The amount of stress that radiated throughout every aspect of our family life before Lexi found the proper tool to “use her words” was overwhelming. So much of our time and energy as parents was spent trying our best to understand what our little girl wanted. What she needed. Not only was it incredibly exhausting, it was unbelievably discouraging. Nothing can make you feel like a failure as a parent like the inability to meet all of your child’s needs. Sometimes Lexi’s frustration would come from something as simple as “Yes, I’m thirsty, but I don’t want water. I want milk.” The problem was that we had no way of knowing that. She couldn’t use her words. She had no voice. Even now that very thought absolutely breaks my heart. Because of this amazing communication system, and the continual support and encouragement of a spectacular teacher, our daughter now has a voice. That fact alone is priceless.
My greatest hope is to spread awareness about the importance of giving our nonverbal children a voice, and the amazing asset that PECS can be in helping to provide that voice. Many schools and teachers use PECS as an educational tool for nonverbal children. Over the years, however, I have discovered that not all parents are aware of the fact that PECS are absolutely an option for everyday communication, not only at home but out in the world. Imagine giving your nonverbal child the ability to communicate clearly with anyone they desire. With anyone they need. I know that I’ve given my child a life skill that will help her for the rest of her days, whether I’m there to help her or not. As terrifying as the thought of not always being there for Lexi is, I have an amazing peace of mind in the fact that I’ve done all I can to give my daughter every opportunity I can to succeed. I’ve given her what she really needs: a voice.
I sat down with Maria, my daughter’s teacher, and asked her what advice she would give to all of the parents out there with nonverbal children. Her simple answer? “Try. Children need a voice. You won’t know until you try.”
Every child is different. Do I think that PECS are the singular answer when it comes to providing a voice for nonverbal children? Of course not. I do, however, think that they are a phenomenal answer for many nonverbal children. My humble yet experienced advice? Try. My guess is that, given time and hard work, you will not be disappointed. Give your child the best gift you possibly can. Give them a voice.
Emily Davidson is married and the mother of three children, residing in Kalamazoo, MI. She is a classically trained pianist by trade.

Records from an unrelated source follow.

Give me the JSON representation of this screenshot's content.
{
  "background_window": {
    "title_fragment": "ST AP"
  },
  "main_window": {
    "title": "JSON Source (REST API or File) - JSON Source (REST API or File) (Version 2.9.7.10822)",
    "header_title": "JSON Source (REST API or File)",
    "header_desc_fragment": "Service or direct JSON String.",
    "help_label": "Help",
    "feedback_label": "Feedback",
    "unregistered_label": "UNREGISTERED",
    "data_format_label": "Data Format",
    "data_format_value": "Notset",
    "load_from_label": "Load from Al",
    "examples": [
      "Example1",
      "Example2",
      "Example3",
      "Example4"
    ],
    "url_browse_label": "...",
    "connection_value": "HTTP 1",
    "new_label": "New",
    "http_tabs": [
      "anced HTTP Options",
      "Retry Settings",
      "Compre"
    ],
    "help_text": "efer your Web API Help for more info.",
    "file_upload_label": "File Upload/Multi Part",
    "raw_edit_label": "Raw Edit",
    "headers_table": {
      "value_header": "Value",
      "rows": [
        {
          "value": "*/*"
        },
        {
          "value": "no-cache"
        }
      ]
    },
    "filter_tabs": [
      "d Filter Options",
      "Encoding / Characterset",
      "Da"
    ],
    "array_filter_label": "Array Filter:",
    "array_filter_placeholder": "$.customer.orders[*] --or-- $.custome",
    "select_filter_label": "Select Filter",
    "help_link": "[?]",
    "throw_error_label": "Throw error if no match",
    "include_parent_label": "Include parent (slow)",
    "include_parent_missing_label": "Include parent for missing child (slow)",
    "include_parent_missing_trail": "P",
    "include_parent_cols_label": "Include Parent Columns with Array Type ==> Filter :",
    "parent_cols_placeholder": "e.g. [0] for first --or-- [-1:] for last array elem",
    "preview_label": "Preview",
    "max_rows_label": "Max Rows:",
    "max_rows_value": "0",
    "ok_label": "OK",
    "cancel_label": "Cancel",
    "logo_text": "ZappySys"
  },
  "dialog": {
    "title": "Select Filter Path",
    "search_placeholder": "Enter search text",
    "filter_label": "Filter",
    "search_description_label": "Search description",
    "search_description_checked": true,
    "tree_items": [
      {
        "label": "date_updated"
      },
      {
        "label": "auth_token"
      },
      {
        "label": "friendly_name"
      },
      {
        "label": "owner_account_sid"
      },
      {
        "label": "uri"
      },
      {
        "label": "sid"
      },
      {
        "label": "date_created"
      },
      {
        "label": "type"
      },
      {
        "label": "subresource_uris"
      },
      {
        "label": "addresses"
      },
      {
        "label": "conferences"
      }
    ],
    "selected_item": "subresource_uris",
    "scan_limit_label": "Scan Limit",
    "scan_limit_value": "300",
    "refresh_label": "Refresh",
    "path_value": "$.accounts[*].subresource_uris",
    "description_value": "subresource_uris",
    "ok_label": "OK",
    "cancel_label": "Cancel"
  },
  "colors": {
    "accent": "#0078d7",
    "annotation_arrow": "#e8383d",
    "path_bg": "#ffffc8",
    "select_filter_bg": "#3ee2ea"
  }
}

Her oldest child, Alexis, has multiple diagnoses which include Down Syndrome, West Syndrome, and Autism.
This article was featured in Issue 47 – Motherhood – An Unconditional Love